The Kardashians are not my idea of a family TV show, writes MSNBC's Gael Fashingbauer Cooper. So much of television is caught up now in showing us the very worst of life. Kids who mouth off, pregnant teens, housewives with more money than brains, rich executives squandering millions on a teen's birthday party, bridezillas who care more about their wedding than their marriage.
She pondered how Olivia Walton would handle Kim Kardashian or the moms from Toddlers and Tiaras.
As a television show, The Waltons had great success and high ratings. Cast members agree on the reason for the success: family.
Family. Family is family. And because we really did all have a very strong bond, all of us together. And I think that came across on camera. People could relate.
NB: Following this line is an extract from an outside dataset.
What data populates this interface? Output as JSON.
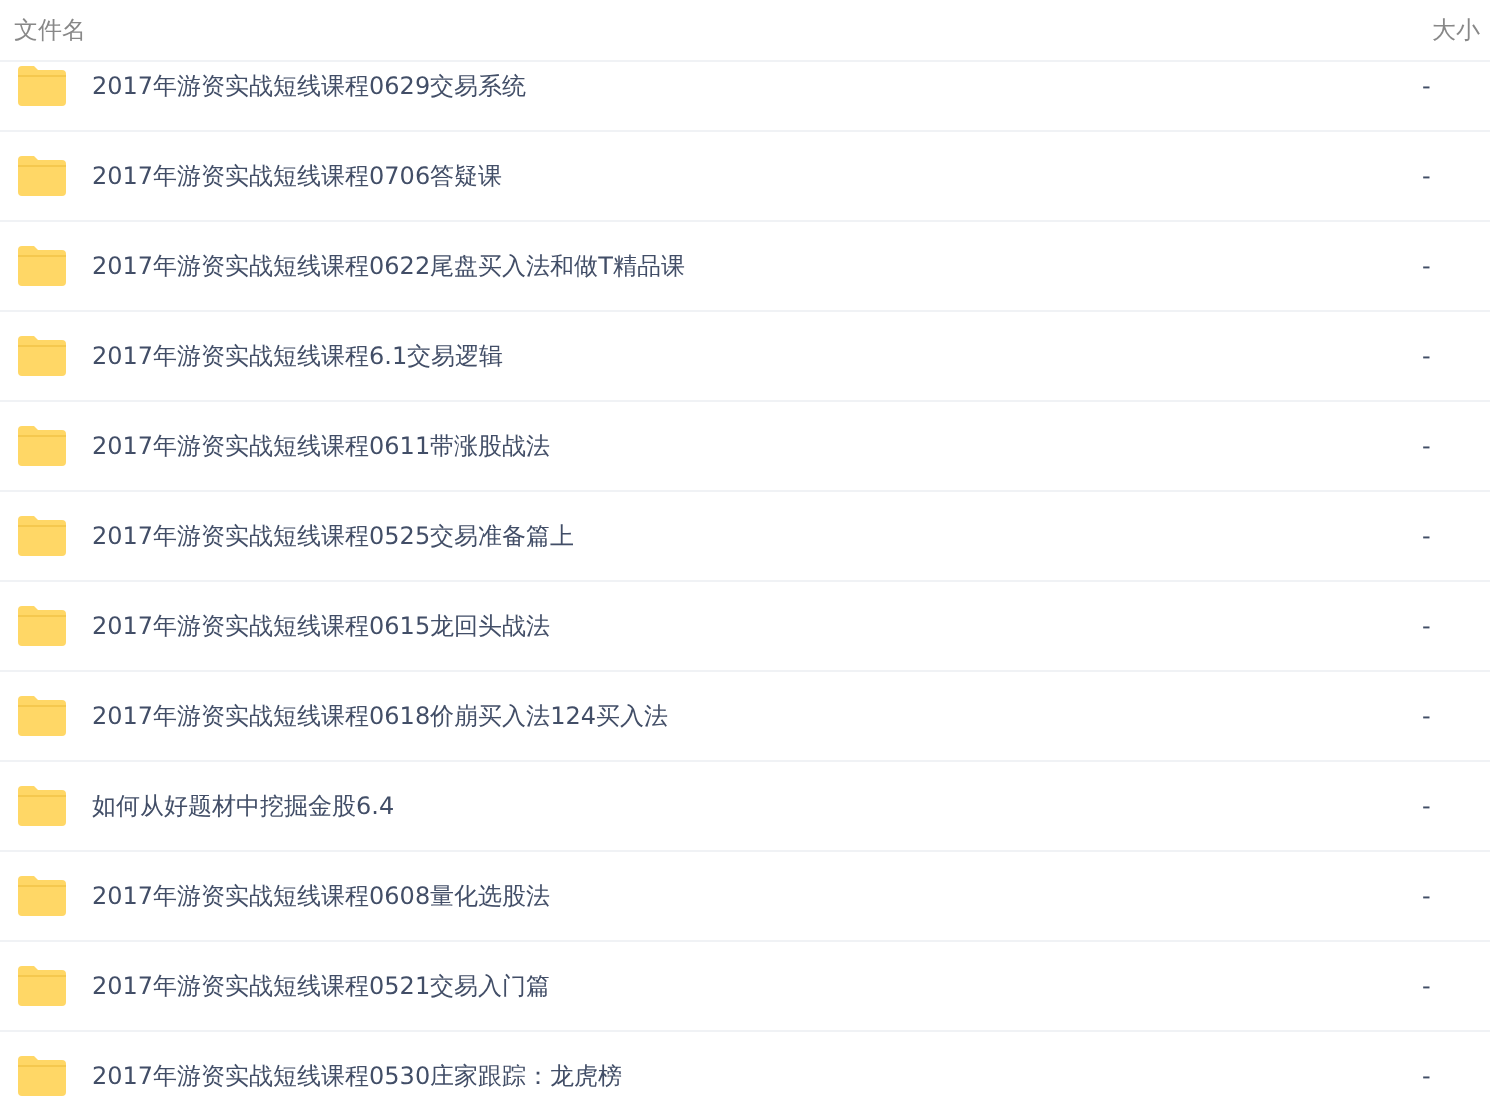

And it was just family stories, and family stuff, said Thomas.
The actors and actresses enjoyed working together; there was no competition of one outshining another.
It's not like there was one star, and everyone in the world was really just focused on that. We all had each other, and we really became like siblings, added McDonough.
Some criticized the show, which ran for 220 episodes, for being too saccharin-sweet.
That annoys me, said Learned. In the beginning it was not [too sweet]; toward the end it got a little ... [It] fell in love with itself. But toward the beginning we were dealing with book burning in Germany, we were dealing with the Dust Bowl cousins ... some real issues, as well as the warmth of the family.
Reruns of the show are played on three different cable channels.
The cast was happy to reunite.
We get giddy, we love each other, said Learned. We adore each other.